Michael Workman seems to be a world-weary comedian. Broken, battered and beaten by a recent experience working on a cruise ship where he bombed so badly in his first show that the cruise director cancelled his remaining performances. The embarrassment amplified by the inability to escape the audience for the remainder of the cruise and becoming the butt of other performer’s jokes. Therefore, it’s no surprise that he seems to have lost his joie de vivre.
Known for his intellectually adroit and somewhat esoteric style, it seems to have been crushed by the cruise-ship crowd and Workman is left trying to justify how comedy works and find more ‘everyman’ references. That doesn’t necessarily mean bad things though; this routine is littered with mentions of television programs we all know – trashy reality shows, classic sitcoms, even late-night telephone sex line advertisements. All great orientation points for an audience, and within them there are glimpses of Workman’s poetically eloquent genius that entertain for their beauty as much as they do their humour.
A show in three parts, Workman’s structure is neat and as he progresses, positivity begins to creep back in, along with a craftsman-like skill. Then from nowhere he goes for one of the bravest set-pieces you can imagine, to deliver a right-wing style racist rant without offending anyone in his diverse audience. It’s an incredible tightrope walk and in less skilful hands could end up being read as a replay of Michael Richards’ 2006 Laugh Factory routine, but in fact actually makes a statement of tolerance and acceptance instead.

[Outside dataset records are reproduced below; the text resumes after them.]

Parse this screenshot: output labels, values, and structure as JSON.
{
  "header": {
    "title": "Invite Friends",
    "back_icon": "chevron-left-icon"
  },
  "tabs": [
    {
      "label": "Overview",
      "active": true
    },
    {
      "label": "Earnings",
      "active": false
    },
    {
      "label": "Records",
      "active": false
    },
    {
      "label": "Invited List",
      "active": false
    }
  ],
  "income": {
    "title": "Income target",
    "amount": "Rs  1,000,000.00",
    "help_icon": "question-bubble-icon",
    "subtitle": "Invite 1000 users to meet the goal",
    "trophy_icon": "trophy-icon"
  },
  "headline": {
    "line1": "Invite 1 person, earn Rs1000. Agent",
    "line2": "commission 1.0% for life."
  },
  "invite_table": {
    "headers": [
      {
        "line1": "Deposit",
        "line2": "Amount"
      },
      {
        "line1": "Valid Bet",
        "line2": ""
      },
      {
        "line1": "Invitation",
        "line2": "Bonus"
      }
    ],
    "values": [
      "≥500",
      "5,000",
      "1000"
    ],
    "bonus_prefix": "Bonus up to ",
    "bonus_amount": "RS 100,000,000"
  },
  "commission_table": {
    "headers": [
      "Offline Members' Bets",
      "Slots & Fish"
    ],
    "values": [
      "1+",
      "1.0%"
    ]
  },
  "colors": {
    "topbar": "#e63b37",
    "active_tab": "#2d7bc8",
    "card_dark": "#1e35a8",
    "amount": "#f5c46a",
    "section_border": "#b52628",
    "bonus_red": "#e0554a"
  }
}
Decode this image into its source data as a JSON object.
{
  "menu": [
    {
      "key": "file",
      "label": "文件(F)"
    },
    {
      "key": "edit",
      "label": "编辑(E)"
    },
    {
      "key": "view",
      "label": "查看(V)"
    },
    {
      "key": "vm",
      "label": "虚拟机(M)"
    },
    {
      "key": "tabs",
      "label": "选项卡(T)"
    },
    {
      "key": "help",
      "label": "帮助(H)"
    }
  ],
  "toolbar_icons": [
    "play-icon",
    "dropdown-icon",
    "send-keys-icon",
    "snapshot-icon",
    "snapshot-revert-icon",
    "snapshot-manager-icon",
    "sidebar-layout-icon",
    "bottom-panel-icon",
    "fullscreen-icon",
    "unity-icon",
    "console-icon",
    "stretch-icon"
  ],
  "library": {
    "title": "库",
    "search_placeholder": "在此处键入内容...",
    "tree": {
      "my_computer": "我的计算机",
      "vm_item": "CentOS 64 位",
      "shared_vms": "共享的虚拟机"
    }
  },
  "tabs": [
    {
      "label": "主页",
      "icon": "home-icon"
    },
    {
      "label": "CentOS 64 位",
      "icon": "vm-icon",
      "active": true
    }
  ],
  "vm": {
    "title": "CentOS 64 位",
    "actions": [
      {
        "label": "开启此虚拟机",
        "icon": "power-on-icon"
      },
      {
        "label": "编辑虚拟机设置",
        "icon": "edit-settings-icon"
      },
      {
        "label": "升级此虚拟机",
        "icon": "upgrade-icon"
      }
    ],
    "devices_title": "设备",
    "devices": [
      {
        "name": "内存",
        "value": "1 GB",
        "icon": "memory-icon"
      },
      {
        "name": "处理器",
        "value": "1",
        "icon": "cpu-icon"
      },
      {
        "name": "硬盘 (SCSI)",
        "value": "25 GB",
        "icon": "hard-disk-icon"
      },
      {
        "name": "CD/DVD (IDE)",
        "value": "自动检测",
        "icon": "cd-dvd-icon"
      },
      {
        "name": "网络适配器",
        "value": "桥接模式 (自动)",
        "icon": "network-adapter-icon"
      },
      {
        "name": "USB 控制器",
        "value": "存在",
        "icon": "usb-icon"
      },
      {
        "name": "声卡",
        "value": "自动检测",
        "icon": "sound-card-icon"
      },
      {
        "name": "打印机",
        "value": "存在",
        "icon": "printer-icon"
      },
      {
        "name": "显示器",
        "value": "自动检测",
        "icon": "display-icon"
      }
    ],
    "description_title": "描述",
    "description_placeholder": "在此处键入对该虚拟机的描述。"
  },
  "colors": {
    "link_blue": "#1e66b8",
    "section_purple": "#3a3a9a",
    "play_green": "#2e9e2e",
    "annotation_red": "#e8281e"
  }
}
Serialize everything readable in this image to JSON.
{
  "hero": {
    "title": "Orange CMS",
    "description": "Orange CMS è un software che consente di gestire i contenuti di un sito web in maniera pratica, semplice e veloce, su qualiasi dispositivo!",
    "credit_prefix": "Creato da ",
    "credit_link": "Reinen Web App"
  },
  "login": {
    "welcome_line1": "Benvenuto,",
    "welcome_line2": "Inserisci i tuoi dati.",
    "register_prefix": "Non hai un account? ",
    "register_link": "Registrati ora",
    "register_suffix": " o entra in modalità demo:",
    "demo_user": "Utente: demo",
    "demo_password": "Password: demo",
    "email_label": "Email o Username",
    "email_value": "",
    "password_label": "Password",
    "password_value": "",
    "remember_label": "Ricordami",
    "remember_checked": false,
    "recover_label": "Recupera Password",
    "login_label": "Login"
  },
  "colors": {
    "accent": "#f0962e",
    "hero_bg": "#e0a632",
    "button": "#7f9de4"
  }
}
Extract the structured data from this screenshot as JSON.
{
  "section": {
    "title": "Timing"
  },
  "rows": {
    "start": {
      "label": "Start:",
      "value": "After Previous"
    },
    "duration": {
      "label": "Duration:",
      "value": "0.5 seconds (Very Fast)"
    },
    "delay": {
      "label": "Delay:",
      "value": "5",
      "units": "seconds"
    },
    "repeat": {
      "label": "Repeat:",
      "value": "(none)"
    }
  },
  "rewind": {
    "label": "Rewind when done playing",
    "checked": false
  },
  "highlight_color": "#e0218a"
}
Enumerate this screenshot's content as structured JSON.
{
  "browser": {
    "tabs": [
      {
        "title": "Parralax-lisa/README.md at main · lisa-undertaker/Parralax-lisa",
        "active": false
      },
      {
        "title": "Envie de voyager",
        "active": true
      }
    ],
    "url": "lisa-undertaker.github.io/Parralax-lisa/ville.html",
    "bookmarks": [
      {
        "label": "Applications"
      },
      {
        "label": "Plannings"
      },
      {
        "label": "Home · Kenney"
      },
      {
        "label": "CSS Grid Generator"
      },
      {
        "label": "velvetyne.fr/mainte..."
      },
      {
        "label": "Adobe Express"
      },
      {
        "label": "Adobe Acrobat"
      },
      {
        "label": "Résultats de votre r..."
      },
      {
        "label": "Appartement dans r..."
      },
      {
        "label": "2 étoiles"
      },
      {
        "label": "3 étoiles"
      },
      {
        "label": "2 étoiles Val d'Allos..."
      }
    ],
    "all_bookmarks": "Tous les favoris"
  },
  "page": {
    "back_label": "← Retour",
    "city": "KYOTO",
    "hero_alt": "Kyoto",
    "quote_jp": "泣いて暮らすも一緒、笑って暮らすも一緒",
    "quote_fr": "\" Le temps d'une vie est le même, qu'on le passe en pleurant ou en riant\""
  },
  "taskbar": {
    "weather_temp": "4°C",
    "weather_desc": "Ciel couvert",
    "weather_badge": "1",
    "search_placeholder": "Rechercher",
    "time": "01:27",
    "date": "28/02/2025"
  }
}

Every comedian has his peaks and troughs; thankfully, Michael Workman shows that despite having been sunk in a Mariana trench of humiliation, he’s on the voyage to recovery.